Our mind could so easily, so readily form concepts around the banana that we could get caught up in the thinking and miss the experience altogether. While thinking has many benefits, enlightenment is an experience, not a thinking.

How then do we experience our mind without thinking? Easy isn’t it – the answer is meditation. Meditation teaches us how to go beyond the thinking mind and to experience the nature of our mind.

But again, all too easily, as our meditation matures and we do begin to experience glimpses of this inner truth, the analytical mind can still come in causing us to loose clarity and confidence.

This is where a true teacher is so valuable. A true teacher offers the banana, confirms it is a banana, and after you have eaten it, tasted it, realised it, they confirm your experience.

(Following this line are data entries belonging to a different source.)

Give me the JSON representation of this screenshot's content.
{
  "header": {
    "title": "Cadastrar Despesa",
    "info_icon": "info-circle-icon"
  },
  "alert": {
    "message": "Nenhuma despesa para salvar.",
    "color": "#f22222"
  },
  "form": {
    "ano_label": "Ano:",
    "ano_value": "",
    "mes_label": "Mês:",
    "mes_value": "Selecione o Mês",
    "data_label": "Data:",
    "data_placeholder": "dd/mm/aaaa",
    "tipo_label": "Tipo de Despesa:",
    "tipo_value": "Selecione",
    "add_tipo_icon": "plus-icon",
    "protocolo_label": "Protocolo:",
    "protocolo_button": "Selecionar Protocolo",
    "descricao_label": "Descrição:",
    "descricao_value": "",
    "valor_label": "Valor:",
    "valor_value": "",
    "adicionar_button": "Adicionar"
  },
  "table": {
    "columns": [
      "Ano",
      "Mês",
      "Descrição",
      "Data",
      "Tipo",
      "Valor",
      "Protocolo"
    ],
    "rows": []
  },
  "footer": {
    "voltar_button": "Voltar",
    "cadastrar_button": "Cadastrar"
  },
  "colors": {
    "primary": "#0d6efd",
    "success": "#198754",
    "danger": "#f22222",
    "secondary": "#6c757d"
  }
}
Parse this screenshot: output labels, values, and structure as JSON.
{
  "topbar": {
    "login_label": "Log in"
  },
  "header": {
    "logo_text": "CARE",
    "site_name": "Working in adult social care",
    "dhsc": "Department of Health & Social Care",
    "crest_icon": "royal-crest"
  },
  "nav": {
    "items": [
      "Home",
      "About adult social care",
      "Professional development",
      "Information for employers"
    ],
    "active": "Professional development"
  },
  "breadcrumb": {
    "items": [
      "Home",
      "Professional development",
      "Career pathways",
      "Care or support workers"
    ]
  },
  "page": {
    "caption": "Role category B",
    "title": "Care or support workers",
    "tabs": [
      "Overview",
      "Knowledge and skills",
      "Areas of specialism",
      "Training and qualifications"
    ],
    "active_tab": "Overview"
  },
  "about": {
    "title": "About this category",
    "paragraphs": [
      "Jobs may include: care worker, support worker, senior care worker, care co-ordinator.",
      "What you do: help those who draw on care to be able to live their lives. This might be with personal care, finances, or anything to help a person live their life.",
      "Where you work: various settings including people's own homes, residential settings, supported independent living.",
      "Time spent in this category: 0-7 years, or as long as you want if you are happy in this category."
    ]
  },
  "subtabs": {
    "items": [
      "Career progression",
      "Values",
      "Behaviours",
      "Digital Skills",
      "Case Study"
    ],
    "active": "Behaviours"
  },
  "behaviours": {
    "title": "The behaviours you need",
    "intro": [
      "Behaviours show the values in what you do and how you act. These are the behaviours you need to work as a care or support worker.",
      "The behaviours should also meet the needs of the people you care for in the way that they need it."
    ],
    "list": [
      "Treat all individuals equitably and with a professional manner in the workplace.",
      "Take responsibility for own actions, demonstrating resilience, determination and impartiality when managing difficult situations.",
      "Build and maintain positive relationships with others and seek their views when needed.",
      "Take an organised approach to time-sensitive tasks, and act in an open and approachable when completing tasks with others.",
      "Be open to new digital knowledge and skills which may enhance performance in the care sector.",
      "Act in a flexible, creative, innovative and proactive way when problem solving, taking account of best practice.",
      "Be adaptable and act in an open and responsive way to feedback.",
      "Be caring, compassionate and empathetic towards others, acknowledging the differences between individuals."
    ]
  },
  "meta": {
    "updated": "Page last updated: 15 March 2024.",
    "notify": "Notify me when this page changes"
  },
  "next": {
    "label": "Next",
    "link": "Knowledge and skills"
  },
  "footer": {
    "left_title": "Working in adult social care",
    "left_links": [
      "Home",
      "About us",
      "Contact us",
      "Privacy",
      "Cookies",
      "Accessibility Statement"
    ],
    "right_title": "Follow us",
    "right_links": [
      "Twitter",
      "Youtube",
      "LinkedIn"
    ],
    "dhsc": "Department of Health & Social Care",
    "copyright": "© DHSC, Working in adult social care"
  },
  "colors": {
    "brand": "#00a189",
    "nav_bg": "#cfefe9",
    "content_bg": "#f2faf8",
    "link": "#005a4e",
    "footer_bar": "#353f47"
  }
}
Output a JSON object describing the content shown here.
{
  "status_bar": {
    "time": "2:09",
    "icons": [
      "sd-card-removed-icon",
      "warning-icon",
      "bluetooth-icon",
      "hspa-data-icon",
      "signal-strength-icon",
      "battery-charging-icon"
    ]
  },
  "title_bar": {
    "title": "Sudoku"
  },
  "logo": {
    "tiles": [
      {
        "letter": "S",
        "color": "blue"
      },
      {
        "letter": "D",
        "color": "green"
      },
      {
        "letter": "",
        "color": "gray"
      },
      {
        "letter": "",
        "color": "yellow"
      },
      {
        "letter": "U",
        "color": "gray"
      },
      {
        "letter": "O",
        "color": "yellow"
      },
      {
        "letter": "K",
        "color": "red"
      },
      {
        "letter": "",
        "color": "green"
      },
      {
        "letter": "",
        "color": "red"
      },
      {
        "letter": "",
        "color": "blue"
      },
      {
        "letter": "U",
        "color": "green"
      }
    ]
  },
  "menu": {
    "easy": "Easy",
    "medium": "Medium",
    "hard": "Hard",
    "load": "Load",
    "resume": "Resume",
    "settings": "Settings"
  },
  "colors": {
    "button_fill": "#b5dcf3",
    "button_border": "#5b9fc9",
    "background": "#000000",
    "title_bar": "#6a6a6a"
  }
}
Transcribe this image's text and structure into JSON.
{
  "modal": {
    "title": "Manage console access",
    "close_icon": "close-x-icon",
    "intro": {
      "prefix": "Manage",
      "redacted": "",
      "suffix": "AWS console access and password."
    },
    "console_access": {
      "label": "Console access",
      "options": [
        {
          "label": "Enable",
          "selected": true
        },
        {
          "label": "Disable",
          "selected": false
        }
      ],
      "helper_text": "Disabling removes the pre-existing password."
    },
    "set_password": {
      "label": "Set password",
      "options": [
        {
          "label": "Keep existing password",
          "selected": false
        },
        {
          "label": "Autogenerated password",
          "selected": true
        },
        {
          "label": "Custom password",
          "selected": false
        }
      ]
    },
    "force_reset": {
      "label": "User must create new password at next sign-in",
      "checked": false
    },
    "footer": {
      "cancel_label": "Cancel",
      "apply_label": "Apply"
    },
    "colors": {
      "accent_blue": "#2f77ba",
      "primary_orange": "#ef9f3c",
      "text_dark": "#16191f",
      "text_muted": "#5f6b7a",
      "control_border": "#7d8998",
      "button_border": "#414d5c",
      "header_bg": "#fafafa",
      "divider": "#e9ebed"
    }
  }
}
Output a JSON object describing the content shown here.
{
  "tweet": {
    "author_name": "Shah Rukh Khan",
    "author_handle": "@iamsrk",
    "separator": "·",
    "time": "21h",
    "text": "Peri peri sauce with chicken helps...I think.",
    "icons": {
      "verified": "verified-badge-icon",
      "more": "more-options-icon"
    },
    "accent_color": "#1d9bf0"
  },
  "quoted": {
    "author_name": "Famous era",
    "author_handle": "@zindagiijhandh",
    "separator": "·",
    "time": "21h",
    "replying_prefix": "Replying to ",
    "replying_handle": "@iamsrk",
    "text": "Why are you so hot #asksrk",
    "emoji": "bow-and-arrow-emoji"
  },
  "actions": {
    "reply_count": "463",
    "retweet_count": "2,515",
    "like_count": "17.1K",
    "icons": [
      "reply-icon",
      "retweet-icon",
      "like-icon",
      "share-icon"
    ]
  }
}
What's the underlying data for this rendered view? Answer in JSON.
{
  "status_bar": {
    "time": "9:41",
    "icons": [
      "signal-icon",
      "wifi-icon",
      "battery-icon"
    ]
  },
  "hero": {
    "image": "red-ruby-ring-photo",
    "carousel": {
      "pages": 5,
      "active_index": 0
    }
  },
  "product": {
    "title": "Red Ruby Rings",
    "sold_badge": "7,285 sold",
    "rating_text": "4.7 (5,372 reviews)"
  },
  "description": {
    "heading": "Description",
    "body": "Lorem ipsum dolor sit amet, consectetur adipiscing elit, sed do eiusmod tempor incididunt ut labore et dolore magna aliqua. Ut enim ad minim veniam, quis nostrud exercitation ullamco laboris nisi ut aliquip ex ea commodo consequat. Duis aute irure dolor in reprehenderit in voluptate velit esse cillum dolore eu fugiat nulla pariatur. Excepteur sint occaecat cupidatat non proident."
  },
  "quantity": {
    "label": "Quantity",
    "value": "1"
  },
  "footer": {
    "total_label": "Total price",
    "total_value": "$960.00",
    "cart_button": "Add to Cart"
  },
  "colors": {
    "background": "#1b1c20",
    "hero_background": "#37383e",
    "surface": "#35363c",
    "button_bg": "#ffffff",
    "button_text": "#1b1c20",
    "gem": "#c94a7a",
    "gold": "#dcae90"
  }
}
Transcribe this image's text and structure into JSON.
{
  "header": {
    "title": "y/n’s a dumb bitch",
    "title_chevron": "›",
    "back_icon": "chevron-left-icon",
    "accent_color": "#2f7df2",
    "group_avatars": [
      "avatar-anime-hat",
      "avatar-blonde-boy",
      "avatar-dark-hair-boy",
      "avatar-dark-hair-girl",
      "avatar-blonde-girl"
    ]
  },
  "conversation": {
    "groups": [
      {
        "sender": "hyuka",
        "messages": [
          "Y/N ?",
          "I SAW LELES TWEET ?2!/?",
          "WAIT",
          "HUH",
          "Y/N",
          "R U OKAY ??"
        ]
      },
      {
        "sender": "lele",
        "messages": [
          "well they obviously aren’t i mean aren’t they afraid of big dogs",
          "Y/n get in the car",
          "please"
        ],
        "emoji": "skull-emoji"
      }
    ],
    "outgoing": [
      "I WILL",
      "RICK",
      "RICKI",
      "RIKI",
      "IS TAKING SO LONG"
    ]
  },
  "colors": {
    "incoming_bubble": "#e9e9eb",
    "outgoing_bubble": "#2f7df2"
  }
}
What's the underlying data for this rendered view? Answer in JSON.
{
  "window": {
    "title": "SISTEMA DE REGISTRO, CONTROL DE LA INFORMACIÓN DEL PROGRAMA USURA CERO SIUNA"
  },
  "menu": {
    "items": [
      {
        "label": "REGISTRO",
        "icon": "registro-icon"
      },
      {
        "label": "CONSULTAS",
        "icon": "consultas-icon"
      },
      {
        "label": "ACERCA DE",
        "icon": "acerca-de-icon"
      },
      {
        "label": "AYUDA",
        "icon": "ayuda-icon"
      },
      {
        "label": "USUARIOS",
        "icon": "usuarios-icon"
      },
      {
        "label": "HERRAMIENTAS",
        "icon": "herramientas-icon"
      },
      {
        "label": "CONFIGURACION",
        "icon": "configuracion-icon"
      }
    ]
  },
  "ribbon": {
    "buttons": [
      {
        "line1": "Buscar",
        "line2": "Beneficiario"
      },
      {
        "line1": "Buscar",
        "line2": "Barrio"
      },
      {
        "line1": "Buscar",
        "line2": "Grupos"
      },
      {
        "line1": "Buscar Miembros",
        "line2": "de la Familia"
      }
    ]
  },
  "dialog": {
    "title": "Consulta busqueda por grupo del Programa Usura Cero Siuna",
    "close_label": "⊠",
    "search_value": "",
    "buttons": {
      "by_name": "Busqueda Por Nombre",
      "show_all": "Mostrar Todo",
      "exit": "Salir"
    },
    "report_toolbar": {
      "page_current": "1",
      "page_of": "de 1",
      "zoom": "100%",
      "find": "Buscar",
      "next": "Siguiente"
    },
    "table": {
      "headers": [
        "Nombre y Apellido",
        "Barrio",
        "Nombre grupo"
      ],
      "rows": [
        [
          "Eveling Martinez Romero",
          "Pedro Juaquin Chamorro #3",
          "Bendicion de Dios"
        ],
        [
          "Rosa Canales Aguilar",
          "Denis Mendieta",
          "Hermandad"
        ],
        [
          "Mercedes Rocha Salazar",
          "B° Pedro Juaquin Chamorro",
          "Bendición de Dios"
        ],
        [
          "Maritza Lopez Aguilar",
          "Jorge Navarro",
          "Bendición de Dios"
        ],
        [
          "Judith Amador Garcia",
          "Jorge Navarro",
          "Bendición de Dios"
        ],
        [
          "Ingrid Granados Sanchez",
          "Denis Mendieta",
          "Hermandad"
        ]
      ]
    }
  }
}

And how does a teacher acquire the authority to do this? By being authentic. It is just like a Professor at University. How do we know they are authentic? They need to have been authentically taught by authentic teachers following authentic teachings (eg they need the right qualifications), and then they need to teach authentically according to the teachings they received.

So when it comes to ourselves, maybe we are lucky. Maybe we meet a teacher at a time in our lives when we are ready. All is right, auspicious as they say; we are introduced to this inner reality, and we get it in one go.

For many of us, however, even with a good teacher, I suspect it is more like eating lots of bananas. Having little tastes, little glimpses of this inner truth and building up to the point where we can say “Yep, I have tasted lots of bananas; I reckon I know bananas”.

The trick is to be patient, determined and to keep your sense of humour; to avoid guilt and shame and to be OK with your state of mind and your progress.

For most of us, our lives seem to vacillate between moments of confusion and moments of clarity. Meditation eases the confusion and strengthens the clarity. Meditation can lead to the dawning of wisdom, the experience of enlightenment.

So why wait? Maybe this is the year to really go for it. To meditate regularly. To seek a teacher. To actually follow their advice. To take your own enlightenment seriously.

Happy meditating!


The Tibetan Book of Living and Dying;  Sogyal Rinpoche
Meditation -an In-depth Guide;  Ian Gawler and Paul Bedson

Related Posts:

Meditation and satisfaction;  5/10/10
The brain, the mind and relationships;  1/11/10
Go with the flow or intervene;  16/11/10


  1. I really appreciate the clarity with which you have expressed the difference between the experience of pleasure, that may yield short term happiness, versus the experience of enduring happiness, based on understanding of our true nature: the nature of mind. As a long term meditator, I, too, have experienced the glimpses of the underlying nature of mind, on those all too rare occasions when meditation has helped me drop the conceptualising habit that confuses and prevents me seeing my own true nature. As you so rightly point out, we all have the same true nature and the opportunity for enlightenment and it is foolish to think of ourselves as behind, ahead or on a par with others in relation to progress on the path of awakening. A wiser approach is, as you urge: meditate regularly; find an authentic teacher and take your own enlightenment seriously. Give it energy! Jacqui @ http://EastWestWisdoms.com

  2. Thanks Ian. I took your advice and purchased a copy of Sogyal Rinpoche's book. Very enlightening and a delight to read, albeit in small bites.


    Diana H

  3. I like the way you simplify complex issues and make sense of things that I have wondered about but not had explained satisfactorily before. More on this would be really good.

  4. Thank you Dr. Gawler for another of your grounded, encouraging, and supportive articles. Can either you, or someone else reading these comments, offer guidance, comments, resources, on how to take the meditative state off of the cushion and into everyday life? I've begun reading and following "The Wealth Within," and find the ideas very compelling and have started the initial steps towards Mental Ataraxis. Comments, suggestions for further similar work anyone?